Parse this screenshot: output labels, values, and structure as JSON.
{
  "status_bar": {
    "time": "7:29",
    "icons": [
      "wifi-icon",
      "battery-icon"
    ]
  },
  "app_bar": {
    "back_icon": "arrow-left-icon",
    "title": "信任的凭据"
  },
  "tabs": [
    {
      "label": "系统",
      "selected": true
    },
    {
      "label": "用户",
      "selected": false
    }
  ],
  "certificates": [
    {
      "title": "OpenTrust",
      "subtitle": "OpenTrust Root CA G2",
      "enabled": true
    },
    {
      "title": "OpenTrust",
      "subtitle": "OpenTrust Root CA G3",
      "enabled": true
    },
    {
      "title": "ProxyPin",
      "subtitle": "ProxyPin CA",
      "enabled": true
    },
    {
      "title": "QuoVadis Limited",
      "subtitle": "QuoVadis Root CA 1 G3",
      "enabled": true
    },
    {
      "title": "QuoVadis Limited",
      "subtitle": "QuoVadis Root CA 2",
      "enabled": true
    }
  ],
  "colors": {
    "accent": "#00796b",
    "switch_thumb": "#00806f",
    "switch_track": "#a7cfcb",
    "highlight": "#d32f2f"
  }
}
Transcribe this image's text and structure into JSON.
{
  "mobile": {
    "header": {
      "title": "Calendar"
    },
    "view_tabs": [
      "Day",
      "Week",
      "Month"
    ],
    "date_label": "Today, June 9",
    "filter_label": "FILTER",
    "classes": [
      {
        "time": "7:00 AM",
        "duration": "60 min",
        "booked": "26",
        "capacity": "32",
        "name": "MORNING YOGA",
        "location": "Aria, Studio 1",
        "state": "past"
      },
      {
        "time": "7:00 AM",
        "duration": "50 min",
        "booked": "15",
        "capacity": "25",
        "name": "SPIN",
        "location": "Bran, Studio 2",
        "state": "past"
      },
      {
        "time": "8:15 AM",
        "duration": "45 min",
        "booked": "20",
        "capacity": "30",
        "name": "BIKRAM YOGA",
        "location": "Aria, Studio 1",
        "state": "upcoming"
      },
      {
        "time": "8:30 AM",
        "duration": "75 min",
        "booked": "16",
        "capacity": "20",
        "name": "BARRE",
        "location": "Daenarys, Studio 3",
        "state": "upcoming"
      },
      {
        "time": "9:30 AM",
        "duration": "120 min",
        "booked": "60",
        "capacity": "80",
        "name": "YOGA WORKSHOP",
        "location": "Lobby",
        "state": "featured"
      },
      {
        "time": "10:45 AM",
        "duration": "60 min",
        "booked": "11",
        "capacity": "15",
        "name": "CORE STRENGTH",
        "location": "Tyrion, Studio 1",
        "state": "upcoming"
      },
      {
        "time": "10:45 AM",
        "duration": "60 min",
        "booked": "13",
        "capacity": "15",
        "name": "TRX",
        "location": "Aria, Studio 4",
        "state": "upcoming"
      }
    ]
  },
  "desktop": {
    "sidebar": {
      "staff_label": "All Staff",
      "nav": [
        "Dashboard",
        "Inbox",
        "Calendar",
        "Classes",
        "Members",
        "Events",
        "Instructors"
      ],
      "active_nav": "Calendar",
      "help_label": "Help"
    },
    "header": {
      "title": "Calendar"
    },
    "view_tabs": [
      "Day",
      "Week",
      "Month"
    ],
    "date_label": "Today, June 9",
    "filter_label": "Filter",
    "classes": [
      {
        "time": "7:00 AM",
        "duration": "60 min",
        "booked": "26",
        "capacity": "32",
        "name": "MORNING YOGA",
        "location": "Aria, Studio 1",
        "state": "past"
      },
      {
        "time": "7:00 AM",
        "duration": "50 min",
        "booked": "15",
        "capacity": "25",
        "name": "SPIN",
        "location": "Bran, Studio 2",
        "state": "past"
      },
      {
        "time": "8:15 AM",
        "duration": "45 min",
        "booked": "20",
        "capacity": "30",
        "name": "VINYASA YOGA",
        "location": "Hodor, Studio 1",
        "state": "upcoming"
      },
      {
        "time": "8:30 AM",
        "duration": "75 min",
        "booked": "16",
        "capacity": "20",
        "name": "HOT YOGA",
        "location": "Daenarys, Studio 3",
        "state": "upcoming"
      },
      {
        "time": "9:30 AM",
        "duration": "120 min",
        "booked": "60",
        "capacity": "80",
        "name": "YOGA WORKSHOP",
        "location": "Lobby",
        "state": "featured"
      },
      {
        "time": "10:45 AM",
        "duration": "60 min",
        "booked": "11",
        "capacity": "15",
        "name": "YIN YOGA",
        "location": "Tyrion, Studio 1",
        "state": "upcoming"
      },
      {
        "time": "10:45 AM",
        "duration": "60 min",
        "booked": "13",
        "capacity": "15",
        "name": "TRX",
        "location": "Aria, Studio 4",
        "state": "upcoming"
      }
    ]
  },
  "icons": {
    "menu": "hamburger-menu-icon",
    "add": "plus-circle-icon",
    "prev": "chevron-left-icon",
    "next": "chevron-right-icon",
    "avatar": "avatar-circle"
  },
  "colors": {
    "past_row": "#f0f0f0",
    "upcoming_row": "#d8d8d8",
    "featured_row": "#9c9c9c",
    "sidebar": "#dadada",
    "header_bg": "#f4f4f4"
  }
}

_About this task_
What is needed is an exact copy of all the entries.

_Task answer_
Parse this screenshot: output labels, values, and structure as JSON.
{
  "status_bar": {
    "time": "7:29",
    "icons": [
      "wifi-icon",
      "battery-icon"
    ]
  },
  "app_bar": {
    "back_icon": "arrow-left-icon",
    "title": "信任的凭据"
  },
  "tabs": [
    {
      "label": "系统",
      "selected": true
    },
    {
      "label": "用户",
      "selected": false
    }
  ],
  "certificates": [
    {
      "title": "OpenTrust",
      "subtitle": "OpenTrust Root CA G2",
      "enabled": true
    },
    {
      "title": "OpenTrust",
      "subtitle": "OpenTrust Root CA G3",
      "enabled": true
    },
    {
      "title": "ProxyPin",
      "subtitle": "ProxyPin CA",
      "enabled": true
    },
    {
      "title": "QuoVadis Limited",
      "subtitle": "QuoVadis Root CA 1 G3",
      "enabled": true
    },
    {
      "title": "QuoVadis Limited",
      "subtitle": "QuoVadis Root CA 2",
      "enabled": true
    }
  ],
  "colors": {
    "accent": "#00796b",
    "switch_thumb": "#00806f",
    "switch_track": "#a7cfcb",
    "highlight": "#d32f2f"
  }
}
Transcribe this image's text and structure into JSON.
{
  "mobile": {
    "header": {
      "title": "Calendar"
    },
    "view_tabs": [
      "Day",
      "Week",
      "Month"
    ],
    "date_label": "Today, June 9",
    "filter_label": "FILTER",
    "classes": [
      {
        "time": "7:00 AM",
        "duration": "60 min",
        "booked": "26",
        "capacity": "32",
        "name": "MORNING YOGA",
        "location": "Aria, Studio 1",
        "state": "past"
      },
      {
        "time": "7:00 AM",
        "duration": "50 min",
        "booked": "15",
        "capacity": "25",
        "name": "SPIN",
        "location": "Bran, Studio 2",
        "state": "past"
      },
      {
        "time": "8:15 AM",
        "duration": "45 min",
        "booked": "20",
        "capacity": "30",
        "name": "BIKRAM YOGA",
        "location": "Aria, Studio 1",
        "state": "upcoming"
      },
      {
        "time": "8:30 AM",
        "duration": "75 min",
        "booked": "16",
        "capacity": "20",
        "name": "BARRE",
        "location": "Daenarys, Studio 3",
        "state": "upcoming"
      },
      {
        "time": "9:30 AM",
        "duration": "120 min",
        "booked": "60",
        "capacity": "80",
        "name": "YOGA WORKSHOP",
        "location": "Lobby",
        "state": "featured"
      },
      {
        "time": "10:45 AM",
        "duration": "60 min",
        "booked": "11",
        "capacity": "15",
        "name": "CORE STRENGTH",
        "location": "Tyrion, Studio 1",
        "state": "upcoming"
      },
      {
        "time": "10:45 AM",
        "duration": "60 min",
        "booked": "13",
        "capacity": "15",
        "name": "TRX",
        "location": "Aria, Studio 4",
        "state": "upcoming"
      }
    ]
  },
  "desktop": {
    "sidebar": {
      "staff_label": "All Staff",
      "nav": [
        "Dashboard",
        "Inbox",
        "Calendar",
        "Classes",
        "Members",
        "Events",
        "Instructors"
      ],
      "active_nav": "Calendar",
      "help_label": "Help"
    },
    "header": {
      "title": "Calendar"
    },
    "view_tabs": [
      "Day",
      "Week",
      "Month"
    ],
    "date_label": "Today, June 9",
    "filter_label": "Filter",
    "classes": [
      {
        "time": "7:00 AM",
        "duration": "60 min",
        "booked": "26",
        "capacity": "32",
        "name": "MORNING YOGA",
        "location": "Aria, Studio 1",
        "state": "past"
      },
      {
        "time": "7:00 AM",
        "duration": "50 min",
        "booked": "15",
        "capacity": "25",
        "name": "SPIN",
        "location": "Bran, Studio 2",
        "state": "past"
      },
      {
        "time": "8:15 AM",
        "duration": "45 min",
        "booked": "20",
        "capacity": "30",
        "name": "VINYASA YOGA",
        "location": "Hodor, Studio 1",
        "state": "upcoming"
      },
      {
        "time": "8:30 AM",
        "duration": "75 min",
        "booked": "16",
        "capacity": "20",
        "name": "HOT YOGA",
        "location": "Daenarys, Studio 3",
        "state": "upcoming"
      },
      {
        "time": "9:30 AM",
        "duration": "120 min",
        "booked": "60",
        "capacity": "80",
        "name": "YOGA WORKSHOP",
        "location": "Lobby",
        "state": "featured"
      },
      {
        "time": "10:45 AM",
        "duration": "60 min",
        "booked": "11",
        "capacity": "15",
        "name": "YIN YOGA",
        "location": "Tyrion, Studio 1",
        "state": "upcoming"
      },
      {
        "time": "10:45 AM",
        "duration": "60 min",
        "booked": "13",
        "capacity": "15",
        "name": "TRX",
        "location": "Aria, Studio 4",
        "state": "upcoming"
      }
    ]
  },
  "icons": {
    "menu": "hamburger-menu-icon",
    "add": "plus-circle-icon",
    "prev": "chevron-left-icon",
    "next": "chevron-right-icon",
    "avatar": "avatar-circle"
  },
  "colors": {
    "past_row": "#f0f0f0",
    "upcoming_row": "#d8d8d8",
    "featured_row": "#9c9c9c",
    "sidebar": "#dadada",
    "header_bg": "#f4f4f4"
  }
}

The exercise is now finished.